At last! We finally see the silhouette of Table Mountain… and roll down the long drive lined with palm trees to the Table Bay Hotel – the South Atlantic a pebble throw away. We have made it.
It’s an emotional moment. Tears roll down the faces of grown men. The weeks of tension finally evaporates in the hot sun. shrieks of joy from wives and girl friends. Sheer relief from mothers, all combine with hugs and kisses amid the froth of champagne spray. Engines are turned off for the last time.
It’s been a tense day – Africa has been throwing surprises in our tracks from the moment we arrived in Egypt. Today, rally leader Steve Blunt, after extending his three second lead into a still slender 38 second margin, ran out if petrol. The gauge was faulty. Minutes ticked by waiting for someone to save the rally leaders.
All the Peugeots lined up alongside each other, crews sat on the roofs shaking hands, camera crews snapped away, as families and loved ones who have not seen driver or navigator for a month threw their arms around grimy shirts that looked as if they have been worn for weeks. The stories and adventures unfolded in South Africa’s summer sun and the beer bottles lubricated dry throats, to improve upon the telling.

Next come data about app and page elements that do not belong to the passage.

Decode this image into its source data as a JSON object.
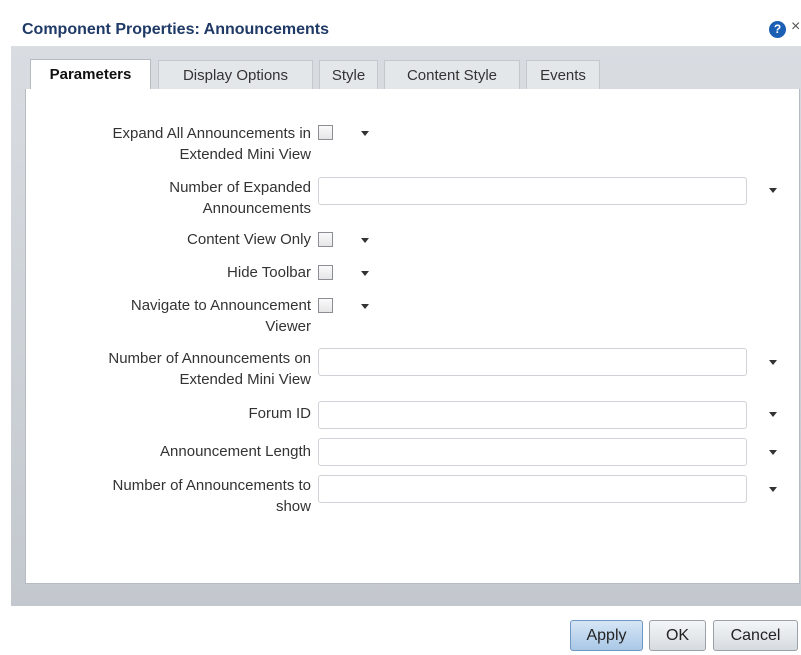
{
  "dialog": {
    "title": "Component Properties: Announcements",
    "help_icon": "?",
    "close_icon": "×"
  },
  "tabs": [
    {
      "label": "Parameters",
      "active": true
    },
    {
      "label": "Display Options",
      "active": false
    },
    {
      "label": "Style",
      "active": false
    },
    {
      "label": "Content Style",
      "active": false
    },
    {
      "label": "Events",
      "active": false
    }
  ],
  "params": [
    {
      "label_lines": [
        "Expand All Announcements in",
        "Extended Mini View"
      ],
      "control": "checkbox",
      "checked": false
    },
    {
      "label_lines": [
        "Number of Expanded",
        "Announcements"
      ],
      "control": "text",
      "value": ""
    },
    {
      "label_lines": [
        "Content View Only"
      ],
      "control": "checkbox",
      "checked": false
    },
    {
      "label_lines": [
        "Hide Toolbar"
      ],
      "control": "checkbox",
      "checked": false
    },
    {
      "label_lines": [
        "Navigate to Announcement",
        "Viewer"
      ],
      "control": "checkbox",
      "checked": false
    },
    {
      "label_lines": [
        "Number of Announcements on",
        "Extended Mini View"
      ],
      "control": "text",
      "value": ""
    },
    {
      "label_lines": [
        "Forum ID"
      ],
      "control": "text",
      "value": ""
    },
    {
      "label_lines": [
        "Announcement Length"
      ],
      "control": "text",
      "value": ""
    },
    {
      "label_lines": [
        "Number of Announcements to",
        "show"
      ],
      "control": "text",
      "value": ""
    }
  ],
  "buttons": {
    "apply": "Apply",
    "ok": "OK",
    "cancel": "Cancel"
  },
  "icons": {
    "help": "help-icon",
    "close": "close-icon",
    "dropdown": "chevron-down-icon"
  },
  "colors": {
    "title": "#1f3a66",
    "help_icon": "#1a5fb4",
    "primary_button": "#a9c7e6"
  }
}
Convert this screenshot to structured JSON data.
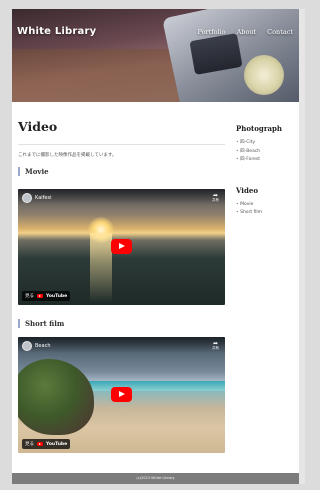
{
  "site": {
    "title": "White Library",
    "nav": [
      "Portfolio",
      "About",
      "Contact"
    ]
  },
  "main": {
    "page_title": "Video",
    "intro": "これまでに撮影した映像作品を掲載しています。",
    "sections": [
      {
        "heading": "Movie",
        "video": {
          "title": "Kaifesi",
          "share_label": "共有",
          "watch_label": "見る",
          "youtube_label": "YouTube"
        }
      },
      {
        "heading": "Short film",
        "video": {
          "title": "Beach",
          "share_label": "共有",
          "watch_label": "見る",
          "youtube_label": "YouTube"
        }
      }
    ]
  },
  "sidebar": {
    "groups": [
      {
        "heading": "Photograph",
        "items": [
          "四-City",
          "四-Beach",
          "四-Forest"
        ]
      },
      {
        "heading": "Video",
        "items": [
          "Movie",
          "Short film"
        ]
      }
    ]
  },
  "footer": {
    "copyright": "(c)2023 White Library"
  },
  "colors": {
    "page_bg": "#dcdcdc",
    "footer_bg": "#7c7c7c",
    "play_button": "#ff0000",
    "section_accent": "#9aa9c7"
  },
  "icons": [
    "avatar-icon",
    "share-icon",
    "play-icon",
    "youtube-logo-icon"
  ]
}
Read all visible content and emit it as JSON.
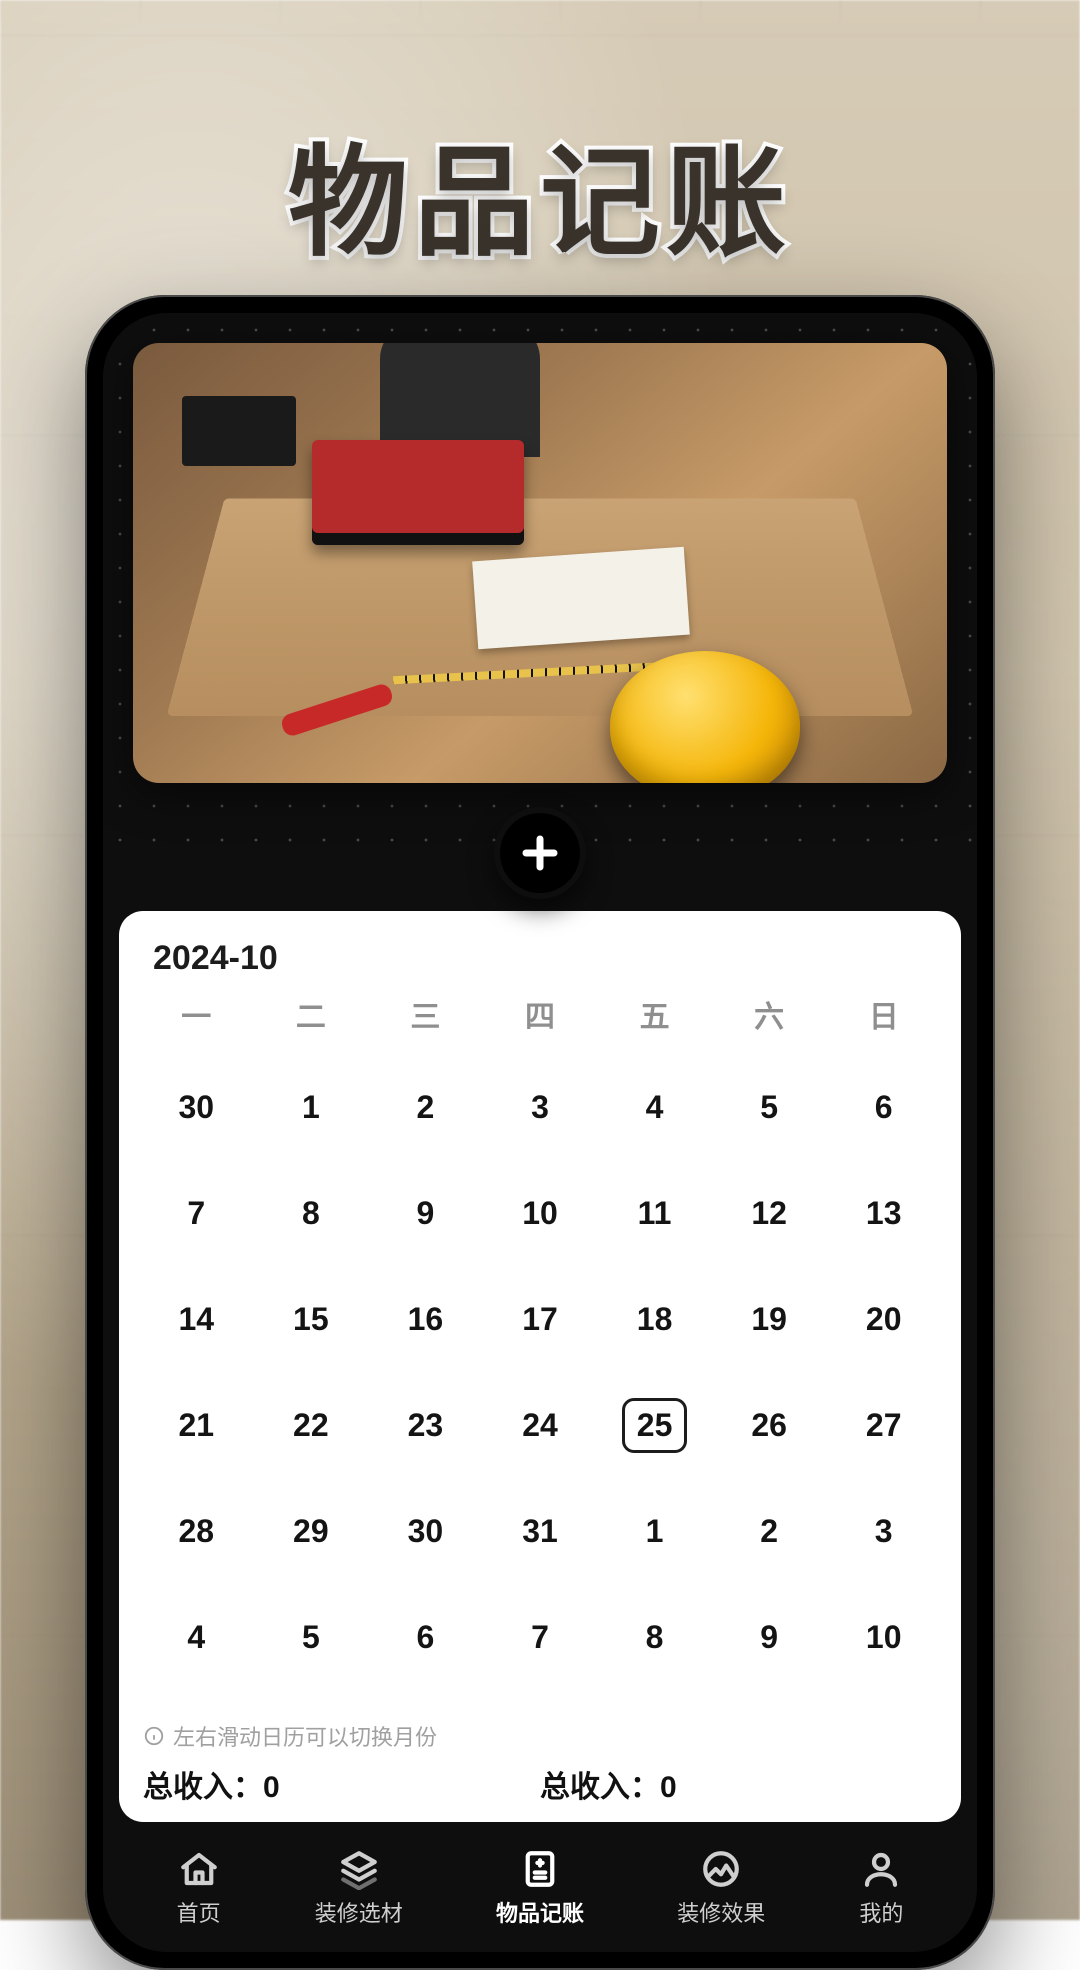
{
  "page_title": "物品记账",
  "calendar": {
    "month_label": "2024-10",
    "weekdays": [
      "一",
      "二",
      "三",
      "四",
      "五",
      "六",
      "日"
    ],
    "today": 25,
    "cells": [
      {
        "d": 30,
        "outside": true
      },
      {
        "d": 1
      },
      {
        "d": 2
      },
      {
        "d": 3
      },
      {
        "d": 4
      },
      {
        "d": 5
      },
      {
        "d": 6
      },
      {
        "d": 7
      },
      {
        "d": 8
      },
      {
        "d": 9
      },
      {
        "d": 10
      },
      {
        "d": 11
      },
      {
        "d": 12
      },
      {
        "d": 13
      },
      {
        "d": 14
      },
      {
        "d": 15
      },
      {
        "d": 16
      },
      {
        "d": 17
      },
      {
        "d": 18
      },
      {
        "d": 19
      },
      {
        "d": 20
      },
      {
        "d": 21
      },
      {
        "d": 22
      },
      {
        "d": 23
      },
      {
        "d": 24
      },
      {
        "d": 25
      },
      {
        "d": 26
      },
      {
        "d": 27
      },
      {
        "d": 28
      },
      {
        "d": 29
      },
      {
        "d": 30
      },
      {
        "d": 31
      },
      {
        "d": 1,
        "outside": true
      },
      {
        "d": 2,
        "outside": true
      },
      {
        "d": 3,
        "outside": true
      },
      {
        "d": 4,
        "outside": true
      },
      {
        "d": 5,
        "outside": true
      },
      {
        "d": 6,
        "outside": true
      },
      {
        "d": 7,
        "outside": true
      },
      {
        "d": 8,
        "outside": true
      },
      {
        "d": 9,
        "outside": true
      },
      {
        "d": 10,
        "outside": true
      }
    ],
    "hint": "左右滑动日历可以切换月份"
  },
  "totals": {
    "left_label": "总收入：",
    "left_value": "0",
    "right_label": "总收入：",
    "right_value": "0"
  },
  "nav": {
    "items": [
      {
        "key": "home",
        "label": "首页"
      },
      {
        "key": "material",
        "label": "装修选材"
      },
      {
        "key": "ledger",
        "label": "物品记账"
      },
      {
        "key": "effect",
        "label": "装修效果"
      },
      {
        "key": "mine",
        "label": "我的"
      }
    ],
    "active_key": "ledger"
  },
  "icons": {
    "add": "plus-icon",
    "info": "info-icon"
  }
}
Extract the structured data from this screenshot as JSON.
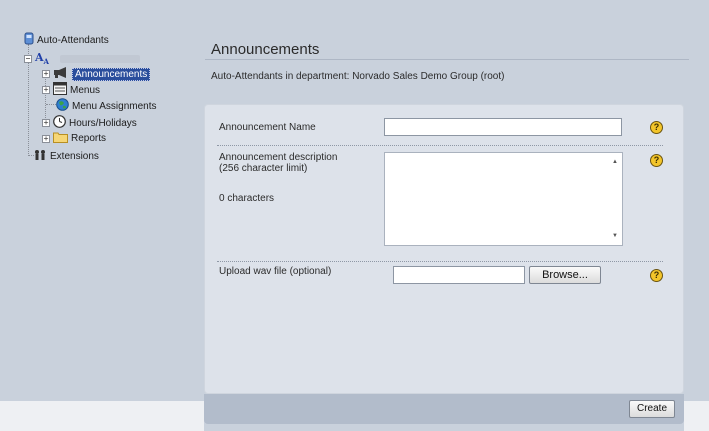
{
  "sidebar": {
    "root_label": "Auto-Attendants",
    "items": [
      {
        "label": "Announcements",
        "icon": "megaphone-icon",
        "selected": true
      },
      {
        "label": "Menus",
        "icon": "menu-icon"
      },
      {
        "label": "Menu Assignments",
        "icon": "globe-icon"
      },
      {
        "label": "Hours/Holidays",
        "icon": "clock-icon"
      },
      {
        "label": "Reports",
        "icon": "folder-icon"
      }
    ],
    "extensions_label": "Extensions"
  },
  "main": {
    "title": "Announcements",
    "subtitle": "Auto-Attendants in department: Norvado Sales Demo Group (root)"
  },
  "form": {
    "name_label": "Announcement Name",
    "name_value": "",
    "desc_label_line1": "Announcement description",
    "desc_label_line2": "(256 character limit)",
    "char_count": "0 characters",
    "desc_value": "",
    "upload_label": "Upload wav file (optional)",
    "upload_value": "",
    "browse_label": "Browse...",
    "help_glyph": "?"
  },
  "footer": {
    "create_label": "Create"
  },
  "colors": {
    "selection": "#2a4e9c",
    "help": "#f3c52a",
    "background": "#c9d1dc"
  }
}
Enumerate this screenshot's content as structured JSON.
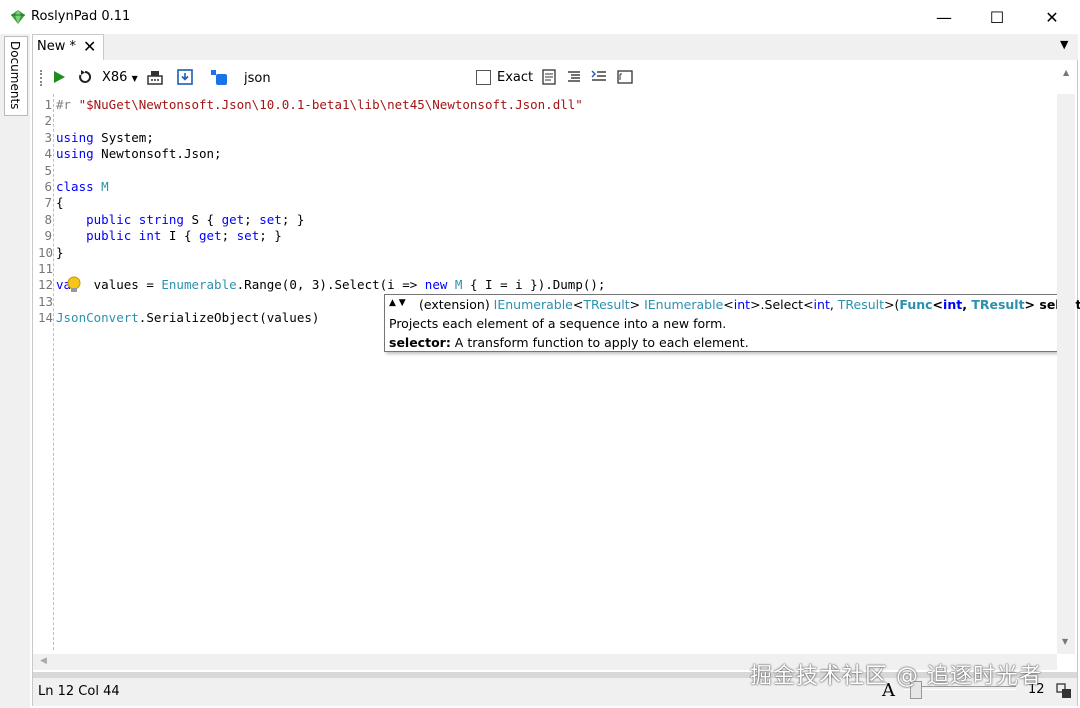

So, rocky goat tracks in Greece that followed on from dark woods in Kent and muddy tracks of the poppy fields of Northern France. Egypt’s Snake Valley, to the thousands that cheered us all the way across Ethiopia, the amazingly rocky track that is Kenya’s road to a place called Marsabit …Tanzania’s muddy jungle trails …to a country called Namibia, so vast, so open, and so empty, one driver remarked: “Does anyone live here?”
In 14 countries, touching three Continents, driving 14,000 kilometres in 26 driving-days we have, today after reaching Cape Town, experienced an event only made possible by the combined enthusiasm and encouragement of many along the way… Tonight we now gather together for one last time, and cheer those who are taking home a silver trophy.
But, deep down in our hearts, we are all agreed on one thing. All those who drove into Cape Town are very special winners.